An office becomes vacant when the incumbent is convicted of a felony, and also it becomes vacant when he is convicted of any offense -- whether felony or misdemeanor -- if it involves a violation of his official duties. There are felonies which involve no violation of official duty; there are felonies, such as extortion by a public officer, which do involve a violation of official duty; and there are simple violations of official duty which are misdemeanors solely for that reason. Whether a felony does or does not involve a violation of official duty, the indictment will charge the facts constituting the felony... But if the misconduct alleged against a public officer is a misdemeanor only, and only such because it is a violation of official duty, the proceeding against him is under the provisions of chapter 2 of part II of the Penal Code (secs. 758211,) [Now §3060, et seq.]
In the instant case, the Section 3060 removal proceeding is the essential procedural component missing from this case. It is the statutory framework developed by the Legislature to consider the removal of an official for malfeasance, misfeasance, nonfeasance, willful or corrupt misconduct or other acts that might fall within the rubric of "misdemeanor in office". It is the mechanism that DDA Clinchard described as an option under consideration if the verdicts did not result in Supervisor Nutting's automatic removal from office. Here, the State had the option to bring a Section 3060 removal proceeding along with other charges, which would have provided notice that Mr. Nutting's actions allegedly involved violations of official duty and that the state intended to seek his removal from office.

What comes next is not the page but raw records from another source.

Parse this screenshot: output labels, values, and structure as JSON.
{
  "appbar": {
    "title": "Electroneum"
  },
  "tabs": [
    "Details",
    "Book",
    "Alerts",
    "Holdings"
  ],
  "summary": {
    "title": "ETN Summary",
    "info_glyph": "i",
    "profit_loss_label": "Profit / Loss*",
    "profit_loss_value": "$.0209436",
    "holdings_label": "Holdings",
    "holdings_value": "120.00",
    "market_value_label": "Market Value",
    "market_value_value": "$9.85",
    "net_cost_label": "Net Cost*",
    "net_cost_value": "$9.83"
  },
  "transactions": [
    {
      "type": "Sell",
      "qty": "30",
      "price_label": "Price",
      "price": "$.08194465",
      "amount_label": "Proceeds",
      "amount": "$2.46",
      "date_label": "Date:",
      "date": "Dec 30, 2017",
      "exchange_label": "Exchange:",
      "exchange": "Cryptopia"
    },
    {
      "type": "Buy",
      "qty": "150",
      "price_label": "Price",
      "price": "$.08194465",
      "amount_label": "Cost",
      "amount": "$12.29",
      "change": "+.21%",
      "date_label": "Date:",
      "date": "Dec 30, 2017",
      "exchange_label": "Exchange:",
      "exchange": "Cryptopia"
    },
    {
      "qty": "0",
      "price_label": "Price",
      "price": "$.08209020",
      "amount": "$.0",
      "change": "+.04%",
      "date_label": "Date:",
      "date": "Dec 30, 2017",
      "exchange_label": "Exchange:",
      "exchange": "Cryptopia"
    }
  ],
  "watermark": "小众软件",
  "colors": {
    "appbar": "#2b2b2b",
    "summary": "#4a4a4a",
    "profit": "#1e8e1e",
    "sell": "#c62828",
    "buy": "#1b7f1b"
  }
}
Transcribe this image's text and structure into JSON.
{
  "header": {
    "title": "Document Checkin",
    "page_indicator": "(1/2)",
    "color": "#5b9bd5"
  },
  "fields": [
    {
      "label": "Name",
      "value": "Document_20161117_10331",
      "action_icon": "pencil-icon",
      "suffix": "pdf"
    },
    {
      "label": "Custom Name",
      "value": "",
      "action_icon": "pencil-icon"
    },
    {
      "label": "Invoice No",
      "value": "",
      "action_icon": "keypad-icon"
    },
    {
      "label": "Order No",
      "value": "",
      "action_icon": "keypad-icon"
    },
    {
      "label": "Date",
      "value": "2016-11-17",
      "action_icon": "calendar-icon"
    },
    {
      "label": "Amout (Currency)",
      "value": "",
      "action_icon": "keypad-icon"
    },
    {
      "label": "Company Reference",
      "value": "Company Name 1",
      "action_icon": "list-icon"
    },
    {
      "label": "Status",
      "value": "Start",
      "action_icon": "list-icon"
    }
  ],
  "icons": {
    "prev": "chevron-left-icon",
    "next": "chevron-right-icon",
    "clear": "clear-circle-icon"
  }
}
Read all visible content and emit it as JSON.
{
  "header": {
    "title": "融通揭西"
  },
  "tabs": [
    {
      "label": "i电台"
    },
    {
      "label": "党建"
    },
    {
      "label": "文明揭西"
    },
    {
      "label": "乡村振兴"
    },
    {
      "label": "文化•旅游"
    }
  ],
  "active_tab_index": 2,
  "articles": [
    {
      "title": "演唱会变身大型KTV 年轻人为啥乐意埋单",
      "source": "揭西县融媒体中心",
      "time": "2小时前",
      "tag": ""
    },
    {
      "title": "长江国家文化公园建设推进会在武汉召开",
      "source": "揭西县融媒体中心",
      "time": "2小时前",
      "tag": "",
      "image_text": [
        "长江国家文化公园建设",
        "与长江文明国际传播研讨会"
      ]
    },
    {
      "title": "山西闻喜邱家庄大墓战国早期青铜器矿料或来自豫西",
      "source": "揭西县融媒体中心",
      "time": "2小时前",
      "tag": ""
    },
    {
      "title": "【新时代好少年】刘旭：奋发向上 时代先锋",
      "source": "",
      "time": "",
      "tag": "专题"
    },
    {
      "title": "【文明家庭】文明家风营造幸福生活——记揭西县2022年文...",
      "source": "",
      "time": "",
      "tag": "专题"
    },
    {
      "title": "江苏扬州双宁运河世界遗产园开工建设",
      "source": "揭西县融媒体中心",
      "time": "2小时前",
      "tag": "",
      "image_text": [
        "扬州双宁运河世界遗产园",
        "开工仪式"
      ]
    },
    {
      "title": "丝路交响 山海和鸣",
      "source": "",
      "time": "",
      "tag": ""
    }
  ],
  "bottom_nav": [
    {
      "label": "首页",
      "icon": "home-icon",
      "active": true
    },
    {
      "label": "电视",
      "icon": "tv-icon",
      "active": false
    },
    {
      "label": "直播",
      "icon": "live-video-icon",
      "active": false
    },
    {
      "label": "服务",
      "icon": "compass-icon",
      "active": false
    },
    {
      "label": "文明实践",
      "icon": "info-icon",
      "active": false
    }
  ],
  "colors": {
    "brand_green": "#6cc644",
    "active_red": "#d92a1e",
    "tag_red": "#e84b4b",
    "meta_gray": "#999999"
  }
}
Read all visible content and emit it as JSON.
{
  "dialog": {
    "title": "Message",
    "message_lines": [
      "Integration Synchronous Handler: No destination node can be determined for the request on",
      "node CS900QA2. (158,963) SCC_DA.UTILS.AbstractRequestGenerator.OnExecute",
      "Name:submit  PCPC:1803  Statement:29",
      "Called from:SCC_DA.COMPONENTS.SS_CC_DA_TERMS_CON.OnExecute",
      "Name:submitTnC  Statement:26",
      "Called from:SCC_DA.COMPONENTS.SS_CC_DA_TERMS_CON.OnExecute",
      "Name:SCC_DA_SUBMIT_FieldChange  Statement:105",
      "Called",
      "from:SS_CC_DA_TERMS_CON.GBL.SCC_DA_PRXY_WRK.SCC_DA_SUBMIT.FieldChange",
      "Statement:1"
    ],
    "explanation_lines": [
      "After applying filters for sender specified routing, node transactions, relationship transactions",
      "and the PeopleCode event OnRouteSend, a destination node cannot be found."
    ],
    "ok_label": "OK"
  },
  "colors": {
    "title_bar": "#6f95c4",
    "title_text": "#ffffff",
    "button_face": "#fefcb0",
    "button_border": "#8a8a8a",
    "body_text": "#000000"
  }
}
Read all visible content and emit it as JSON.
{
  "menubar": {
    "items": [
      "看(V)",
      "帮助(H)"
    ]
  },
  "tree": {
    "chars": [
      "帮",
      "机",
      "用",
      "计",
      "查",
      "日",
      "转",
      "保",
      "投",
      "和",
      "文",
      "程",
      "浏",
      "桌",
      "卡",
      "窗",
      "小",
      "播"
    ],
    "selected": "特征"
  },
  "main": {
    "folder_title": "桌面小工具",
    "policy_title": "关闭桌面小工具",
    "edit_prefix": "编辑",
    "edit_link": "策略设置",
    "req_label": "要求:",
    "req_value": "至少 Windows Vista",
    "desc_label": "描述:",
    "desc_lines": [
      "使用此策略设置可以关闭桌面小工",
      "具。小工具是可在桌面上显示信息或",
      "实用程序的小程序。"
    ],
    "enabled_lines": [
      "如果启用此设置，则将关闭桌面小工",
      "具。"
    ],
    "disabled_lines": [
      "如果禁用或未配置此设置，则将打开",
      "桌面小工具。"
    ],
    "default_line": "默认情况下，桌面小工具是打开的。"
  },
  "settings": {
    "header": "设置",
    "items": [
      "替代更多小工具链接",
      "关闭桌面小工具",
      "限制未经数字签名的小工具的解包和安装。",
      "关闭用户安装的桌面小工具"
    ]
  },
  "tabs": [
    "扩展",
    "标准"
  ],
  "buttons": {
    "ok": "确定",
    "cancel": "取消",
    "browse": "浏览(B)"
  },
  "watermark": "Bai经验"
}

In Stark v. Superior Court (2011) 52 Cal. 4th 368, 371, the case proceeded in exactly that manner: ...District Attorney Adams instructed the grand jury on 13 ...
To be continued ...